Format: Turner Classic Movies on rockin’ flatscreen.
I like Norma Shearer and I make no apologies for it. When I think about the classic actresses I love, I often forget her, though, because her career was voluntarily cut short. Any actor, actress, or director can swing a nomination with a good performance, but you don’t get six of them without having something on the ball. What impresses me the most about Norma Shearer is that she looks modern, like she could be plucked out of many of her films and dropped into something just going into production. With Smilin’ Through, that’s especially the case. Everyone else looks like he or she is in a film made in 1932. Shearer looks like a modern actress doing a period piece.
Smilin’ Through is a classic weepy romance of the early talkie years. Aging bachelor Sir John Carteret (Leslie Howard) sits by the grave of a woman who died at 19. Here he communes with her spirit, and we learn that the improbably named spirit, Moonyeen (Norma Shearer) is his lost love. Shortly after this introduction, we learn that the late Moonyeen has a niece named Kathleen (Cora Sue Collins as a child, Norma Shearer as an adult) who has been recently orphaned because of a shipwreck. Sir John’s friend Dr. Owen (O.P. Heggie) suggest that John take her in, which he eventually agrees to.
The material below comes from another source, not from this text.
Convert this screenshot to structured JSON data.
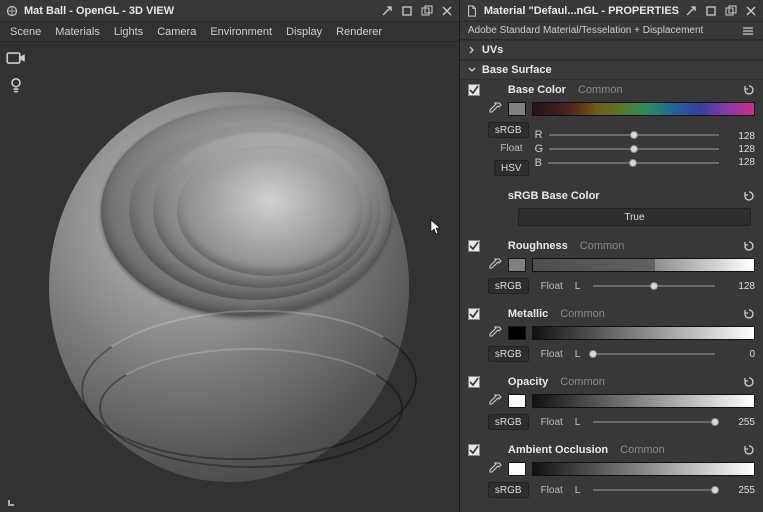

Kathleen grows up and, since she’s played by the same person as her deceased relative, turns into the image of Moonyeen. She is pursued romantically by family friend Willie (Ralph Forbes), but she instead falls for an American named Kenneth Wayne (Fredric March), who has shown up to join the infantry to fight in World War I. Sir John forbids the romance, though, and the backstory finally comes out. Young Moonyeen was the childhood sweetheart of Jeremy Wayne (also played by March), but instead decided to marry Sir John. In a drunken rage, Jeremy attempted to kill his rival, but instead shot Moonyeen and fled to America.
The romance happens anyway and when Kathleen runs away to marry Kenneth before he heads to the war, Sir John threatens to disinherit her. Based on this, Kenneth sends her home and goes off to war, where he is naturally injured, and because he is injured, he decides not to be a burden on the woman he loves, instead planning on returning to America so that she won’t discover he’s returned a broken and wounded man. You can guess how this is going to end. In fact, you can probably even hear the orchestral score.
Smilin’ Through manages to do something only a few films have managed to do for me: make Leslie Howard mildly interesting. I think it helps that for a good deal of the film he’s playing as an old man and not a reedy, watery romantic lead. The flashback sequence where we see the death of the ridiculously-named Moonyeen is, for my money, the weakest part of the film specifically because Howard is tasked with being the romantic for a few minutes. In fact, there are a couple of scenes where he’s mildly bad-ass, something I didn’t know he could do.
Since Leslie Howard is watchable here and he’s typically the weak link in any film he’s in for me, there’s a lot going for the cast. O.P. Heggie is entertaining as Sir John’s friend, but this film really does come down to the performances of Fredric March and especially Norma Shearer. It is excessively drippy, but that’s much the style of this era. It probably couldn’t be done a different way. And so, while there’s some mooning about, our two romantic leads play it pretty well, or about as well as can be expected. Even based on the conventions of the time, there are a few scenes that come across as far more modern than a film of this vintage.
But really, it’s Norma Shearer who is worth watching her more than anything else. I can’t get over the fact that she genuinely appears to be someone who could walk off the screen today. Aside from the more melodramatic moments, her performance feels modern as well, and that more than anything makes Smilin’ Through worth watching. The big lesson is that I need to remember how much I like Norma Shearer when I think of the classic actresses I like.
Smilin’ Through is one of those films that probably couldn’t be really remade today. Sure, the guts of the plot would certainly work, but the details clearly wouldn’t, nor would the tone. It doesn’t survive unscathed because of this—it comes from a very different era. Even so, it’s a fine example of a classic romance with a heavy dose of melodrama to help it go down.
What I don’t get is the title. Nobody smiles through anything in this film.
Why to watch Smilin’ Through: Norma Shearer.
Why not to watch: What the hell does the name of this have to do with the story?